Exercise details: What is needed here is an exact copy of all the data.

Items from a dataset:
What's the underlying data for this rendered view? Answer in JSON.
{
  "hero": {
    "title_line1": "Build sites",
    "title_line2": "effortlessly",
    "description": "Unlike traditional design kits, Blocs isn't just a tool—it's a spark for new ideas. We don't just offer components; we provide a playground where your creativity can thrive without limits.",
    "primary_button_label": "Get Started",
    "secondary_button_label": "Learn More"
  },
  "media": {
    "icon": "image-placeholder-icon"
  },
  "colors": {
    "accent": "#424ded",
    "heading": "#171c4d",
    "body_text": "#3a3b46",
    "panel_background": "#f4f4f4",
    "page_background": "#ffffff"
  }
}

Result of this exercise:
What's the underlying data for this rendered view? Answer in JSON.
{
  "hero": {
    "title_line1": "Build sites",
    "title_line2": "effortlessly",
    "description": "Unlike traditional design kits, Blocs isn't just a tool—it's a spark for new ideas. We don't just offer components; we provide a playground where your creativity can thrive without limits.",
    "primary_button_label": "Get Started",
    "secondary_button_label": "Learn More"
  },
  "media": {
    "icon": "image-placeholder-icon"
  },
  "colors": {
    "accent": "#424ded",
    "heading": "#171c4d",
    "body_text": "#3a3b46",
    "panel_background": "#f4f4f4",
    "page_background": "#ffffff"
  }
}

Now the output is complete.